The Tourette Syndrome and Tic Disorder Clinic at Cincinnati Children’s is committed to patient care, education and research. Research holds the key to improving outcomes. For example, it may provide an opportunity for individuals to learn more about themselves and their medical conditions. Research can also help others in the future, and many children and adults who participate in studies feel good about the time they spent in a study. In our research program, we also try to teach brain science to research participants and let them know how important their contribution has been.
Persons who participate in research need not be severely affected by a medical condition. Sometimes, it is important to involve individuals with mild symptoms. Sometimes unaffected individuals may also participate.
At Cincinnati Children’s we do unique research and we also participate in research with other major research centers. Our research on tics and Tourette syndrome involves a number of unanswered questions:
- Tourette syndrome runs in families. What are the genes that cause it?
- What makes brains tic? Are the brain circuits involved in movement or sensation “wired” differently?
- Why do persons with tics also have ADHD and OCD? How are these problems related in the biology of the brain?
- How can we best treat tics, as well as ADHD and OCD in persons with Tourette syndrome? What medications, types of medications or behavioral therapies are safe and effective?

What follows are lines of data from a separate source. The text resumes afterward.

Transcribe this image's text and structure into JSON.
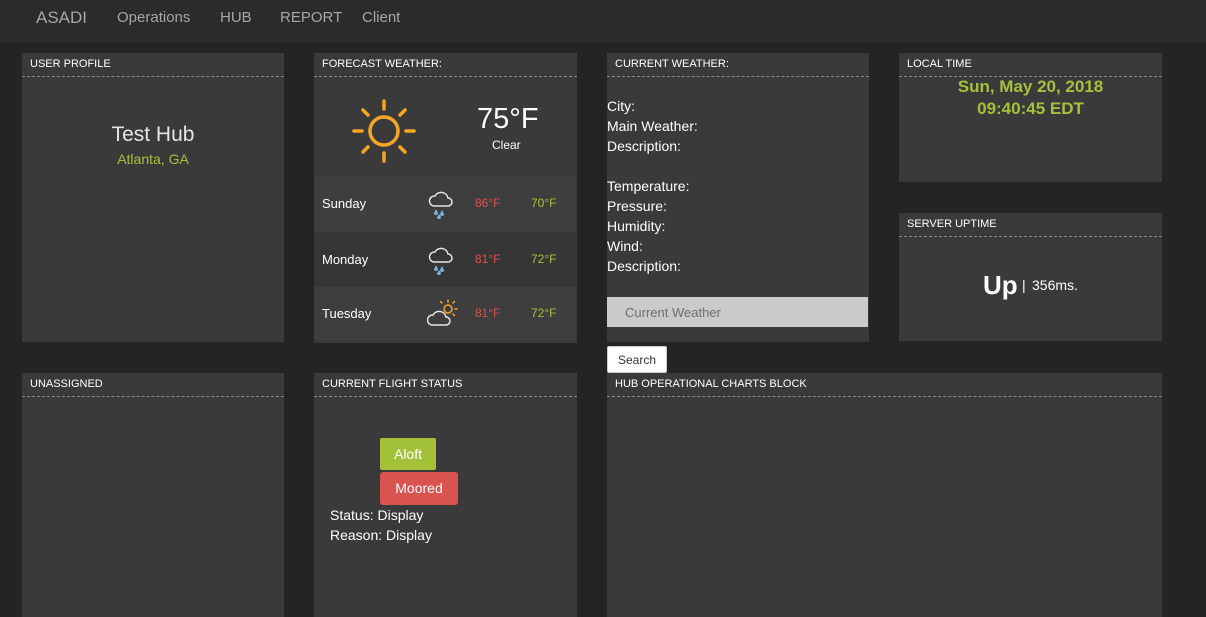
{
  "nav": {
    "brand": "ASADI",
    "links": [
      "Operations",
      "HUB",
      "REPORT",
      "Client"
    ]
  },
  "user_profile": {
    "title": "USER PROFILE",
    "name": "Test Hub",
    "location": "Atlanta, GA"
  },
  "forecast": {
    "title": "FORECAST WEATHER:",
    "current_icon": "sun-icon",
    "current_temp": "75°F",
    "current_desc": "Clear",
    "days": [
      {
        "day": "Sunday",
        "icon": "rain-cloud-icon",
        "high": "86°F",
        "low": "70°F"
      },
      {
        "day": "Monday",
        "icon": "rain-cloud-icon",
        "high": "81°F",
        "low": "72°F"
      },
      {
        "day": "Tuesday",
        "icon": "partly-cloudy-icon",
        "high": "81°F",
        "low": "72°F"
      }
    ]
  },
  "current_weather": {
    "title": "CURRENT WEATHER:",
    "labels": [
      "City:",
      "Main Weather:",
      "Description:",
      "Temperature:",
      "Pressure:",
      "Humidity:",
      "Wind:",
      "Description:"
    ],
    "input_placeholder": "Current Weather",
    "search_label": "Search"
  },
  "local_time": {
    "title": "LOCAL TIME",
    "date": "Sun, May 20, 2018",
    "time": "09:40:45 EDT"
  },
  "server_uptime": {
    "title": "SERVER UPTIME",
    "status": "Up",
    "separator": "|",
    "latency": "356ms."
  },
  "unassigned": {
    "title": "UNASSIGNED"
  },
  "flight_status": {
    "title": "CURRENT FLIGHT STATUS",
    "aloft_label": "Aloft",
    "moored_label": "Moored",
    "status_line": "Status: Display",
    "reason_line": "Reason: Display"
  },
  "charts_block": {
    "title": "HUB OPERATIONAL CHARTS BLOCK"
  },
  "colors": {
    "accent_green": "#a4c13a",
    "accent_red": "#d9534f",
    "panel_bg": "#3a3a3a",
    "page_bg": "#242424",
    "sun_orange": "#f5a623",
    "rain_blue": "#7fb0e0"
  }
}
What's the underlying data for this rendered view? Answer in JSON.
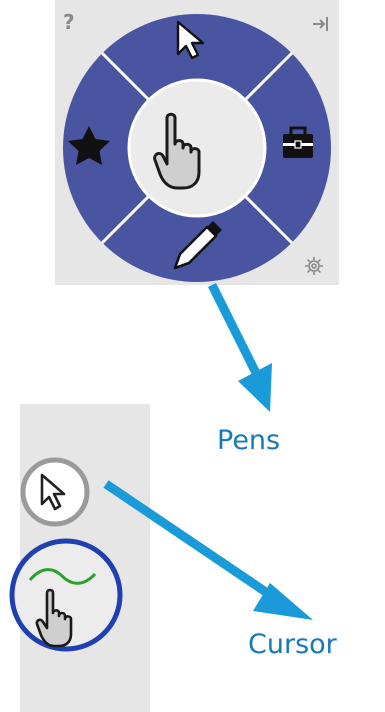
{
  "wheel": {
    "help_label": "?",
    "center_tool": "hand-pointer-icon",
    "segments": [
      "select-arrow-icon",
      "toolbox-icon",
      "pen-icon",
      "favorites-star-icon"
    ],
    "ring_color": "#4a55a2",
    "center_color": "#ebebeb"
  },
  "toolbar": {
    "tools": [
      "select-arrow-icon",
      "hand-pointer-icon"
    ],
    "active_ring_color": "#1f40b0",
    "ink_color": "#2aa12a"
  },
  "annotations": {
    "pens_label": "Pens",
    "cursor_label": "Cursor",
    "arrow_color": "#1a9ad8"
  }
}
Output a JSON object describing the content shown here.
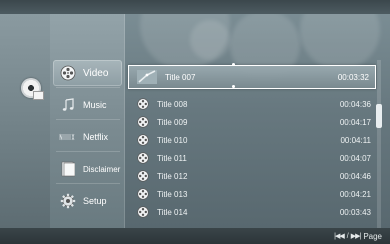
{
  "menu": {
    "items": [
      {
        "label": "Video",
        "icon": "film-reel-icon",
        "active": true
      },
      {
        "label": "Music",
        "icon": "music-note-icon",
        "active": false
      },
      {
        "label": "Netflix",
        "icon": "netflix-logo-icon",
        "active": false
      },
      {
        "label": "Disclaimer",
        "icon": "document-icon",
        "active": false
      },
      {
        "label": "Setup",
        "icon": "gear-icon",
        "active": false
      }
    ]
  },
  "device": {
    "icon": "disc-icon"
  },
  "titles": {
    "selected": {
      "title": "Title 007",
      "time": "00:03:32"
    },
    "rows": [
      {
        "title": "Title 008",
        "time": "00:04:36"
      },
      {
        "title": "Title 009",
        "time": "00:04:17"
      },
      {
        "title": "Title 010",
        "time": "00:04:11"
      },
      {
        "title": "Title 011",
        "time": "00:04:07"
      },
      {
        "title": "Title 012",
        "time": "00:04:46"
      },
      {
        "title": "Title 013",
        "time": "00:04:21"
      },
      {
        "title": "Title 014",
        "time": "00:03:43"
      }
    ]
  },
  "footer": {
    "page_label": "Page"
  },
  "colors": {
    "text": "#ffffff",
    "selection_border": "#ffffff"
  }
}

We are members of the Tourette Syndrome Study Group and Tourette Syndrome Clinical Trials Consortium. Gilbert is also a member of the Tourette Syndrome Association-USA Medical Advisory Board. TSA-USA funds research into causes and better treatments for Tourette syndrome. For more information on research, contact us at email@example.com.